Brian Knapp, features editor: There is no defense for the indefensible.
Some fans, many of us in the media and one has to assume plenty of state athletic commission members are suffering from a bit of excuse fatigue when it comes to professional athletes who test positive for banned substances and their insistence on playing the same tired card: the it-entered-my-system-through-an-over-the-counter-supplement defense. Does anyone actually believe this nonsense anymore?
Whether or not Lawal’s positive test -- he was flagged for Drostanolone, an anabolic steroid, following his Jan. 7 bout with Lorenz Larkin -- was supplement-related matters little in the grand scheme of things. As a professional fighter and former champion, he should know what he is putting into his body at all times. The banned substance was in his system, and it was his fault it was there. End of story.
“King Mo” did nothing to improve his position when he went on an ill-advised Twitter rant and referred to Pat Lundvall as a “racist bitch” after the NAC commissioner reportedly asked him if he could read and understand English as it pertained to the standard pre-fight questionnaire that requires fighters to list any supplements they are taking, as well as any injuries they may have sustained. You are asking for trouble when you refer to a woman in such derogatory fashion in this day and age. Ask Bill Maher and Rush Limbaugh. Hence, Lawal’s release from the Zuffa LLC family should come as no great surprise.
Offended or not, it would have been wise for Lawal to bite his tongue publicly and take his medicine, even if the commissioner in question stepped way out of bounds. Unless, as some have suggested, it was a procedural step by the NAC to eliminate a possible defense, Lundvall deserves some heat here, too. Asking a college-educated man in his 30s whether or not he can read was, on the surface, unbefitting of a person in a position of such authority and just reeks of arrogance and a lack of professionalism. There are better ways to drive home one’s point.
In regards to the Marquardt and Lawal cases, it is hard to compare the two because they took place so far apart. One tested positive in 2011, the other in 2005, when MMA was just entering its current boom and was still relatively new as a regulated entity. Yes, there needs to be some consistency on this front, but situations change over time, as do the commissions themselves.

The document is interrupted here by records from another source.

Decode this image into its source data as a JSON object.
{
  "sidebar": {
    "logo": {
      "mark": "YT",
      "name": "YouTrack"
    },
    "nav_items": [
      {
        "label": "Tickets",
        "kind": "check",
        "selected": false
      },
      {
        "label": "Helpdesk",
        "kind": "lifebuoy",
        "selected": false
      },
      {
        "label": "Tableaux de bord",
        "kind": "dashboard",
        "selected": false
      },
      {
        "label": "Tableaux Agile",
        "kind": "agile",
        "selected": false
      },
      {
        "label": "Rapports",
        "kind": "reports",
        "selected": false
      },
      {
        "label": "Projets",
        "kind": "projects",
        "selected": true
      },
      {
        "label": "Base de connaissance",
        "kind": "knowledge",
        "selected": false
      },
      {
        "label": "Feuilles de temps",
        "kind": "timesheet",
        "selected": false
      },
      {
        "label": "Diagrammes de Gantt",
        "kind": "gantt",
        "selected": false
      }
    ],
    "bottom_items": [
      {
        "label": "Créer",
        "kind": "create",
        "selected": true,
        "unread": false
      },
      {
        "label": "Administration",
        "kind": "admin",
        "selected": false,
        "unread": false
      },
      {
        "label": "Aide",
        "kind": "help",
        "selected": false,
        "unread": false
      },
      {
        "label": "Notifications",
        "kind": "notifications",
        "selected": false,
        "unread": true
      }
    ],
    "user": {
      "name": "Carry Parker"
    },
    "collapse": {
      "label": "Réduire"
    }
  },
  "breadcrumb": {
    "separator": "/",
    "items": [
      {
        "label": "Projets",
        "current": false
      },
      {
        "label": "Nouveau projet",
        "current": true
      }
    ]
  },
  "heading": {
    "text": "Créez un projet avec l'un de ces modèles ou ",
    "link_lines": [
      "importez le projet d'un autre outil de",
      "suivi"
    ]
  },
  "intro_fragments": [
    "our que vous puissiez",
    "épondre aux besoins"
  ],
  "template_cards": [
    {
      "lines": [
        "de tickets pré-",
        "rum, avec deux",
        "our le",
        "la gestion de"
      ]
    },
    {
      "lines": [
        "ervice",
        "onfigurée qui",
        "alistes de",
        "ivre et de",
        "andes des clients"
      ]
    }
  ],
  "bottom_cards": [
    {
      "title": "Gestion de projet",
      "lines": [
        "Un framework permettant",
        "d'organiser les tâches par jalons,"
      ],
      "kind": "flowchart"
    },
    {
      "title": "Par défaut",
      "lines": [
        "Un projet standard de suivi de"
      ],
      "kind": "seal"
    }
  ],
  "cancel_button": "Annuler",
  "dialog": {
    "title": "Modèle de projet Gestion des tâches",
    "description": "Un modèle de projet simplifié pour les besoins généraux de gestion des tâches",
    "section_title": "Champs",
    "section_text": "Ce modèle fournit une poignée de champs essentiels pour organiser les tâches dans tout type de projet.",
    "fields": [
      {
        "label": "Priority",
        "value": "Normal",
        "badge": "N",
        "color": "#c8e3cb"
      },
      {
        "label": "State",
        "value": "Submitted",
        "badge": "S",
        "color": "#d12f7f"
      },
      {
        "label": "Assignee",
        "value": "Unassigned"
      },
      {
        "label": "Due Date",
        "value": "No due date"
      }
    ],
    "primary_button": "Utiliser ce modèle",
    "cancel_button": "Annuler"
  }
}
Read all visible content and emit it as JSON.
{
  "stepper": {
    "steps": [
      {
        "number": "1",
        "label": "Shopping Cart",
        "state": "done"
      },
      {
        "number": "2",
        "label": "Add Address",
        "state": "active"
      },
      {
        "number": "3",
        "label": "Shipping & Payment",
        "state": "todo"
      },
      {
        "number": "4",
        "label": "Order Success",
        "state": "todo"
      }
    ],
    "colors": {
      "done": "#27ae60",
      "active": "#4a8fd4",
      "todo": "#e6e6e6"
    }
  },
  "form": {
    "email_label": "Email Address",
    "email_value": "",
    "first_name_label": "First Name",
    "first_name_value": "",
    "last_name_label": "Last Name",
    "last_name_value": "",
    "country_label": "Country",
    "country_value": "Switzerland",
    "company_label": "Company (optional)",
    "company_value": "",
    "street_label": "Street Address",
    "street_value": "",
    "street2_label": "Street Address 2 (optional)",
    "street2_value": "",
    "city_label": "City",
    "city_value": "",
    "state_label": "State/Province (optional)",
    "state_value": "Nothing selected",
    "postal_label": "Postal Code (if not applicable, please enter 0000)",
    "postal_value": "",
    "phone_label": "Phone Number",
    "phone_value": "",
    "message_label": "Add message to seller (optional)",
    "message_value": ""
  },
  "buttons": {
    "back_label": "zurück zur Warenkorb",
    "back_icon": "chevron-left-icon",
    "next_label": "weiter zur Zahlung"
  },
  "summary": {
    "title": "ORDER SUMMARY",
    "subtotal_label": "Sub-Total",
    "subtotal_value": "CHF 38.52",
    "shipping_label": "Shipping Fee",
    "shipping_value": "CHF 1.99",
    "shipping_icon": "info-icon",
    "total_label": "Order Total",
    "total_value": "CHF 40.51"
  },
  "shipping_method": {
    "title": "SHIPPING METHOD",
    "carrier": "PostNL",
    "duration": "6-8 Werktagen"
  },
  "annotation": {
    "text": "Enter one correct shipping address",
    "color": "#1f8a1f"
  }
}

If the Marquardt test had come down today, it stands to reason that the penalty would have been steeper -- as steep as Lawal’s -- than it was seven years ago.
Continue Reading » Page Two: TJ the DJ on TRT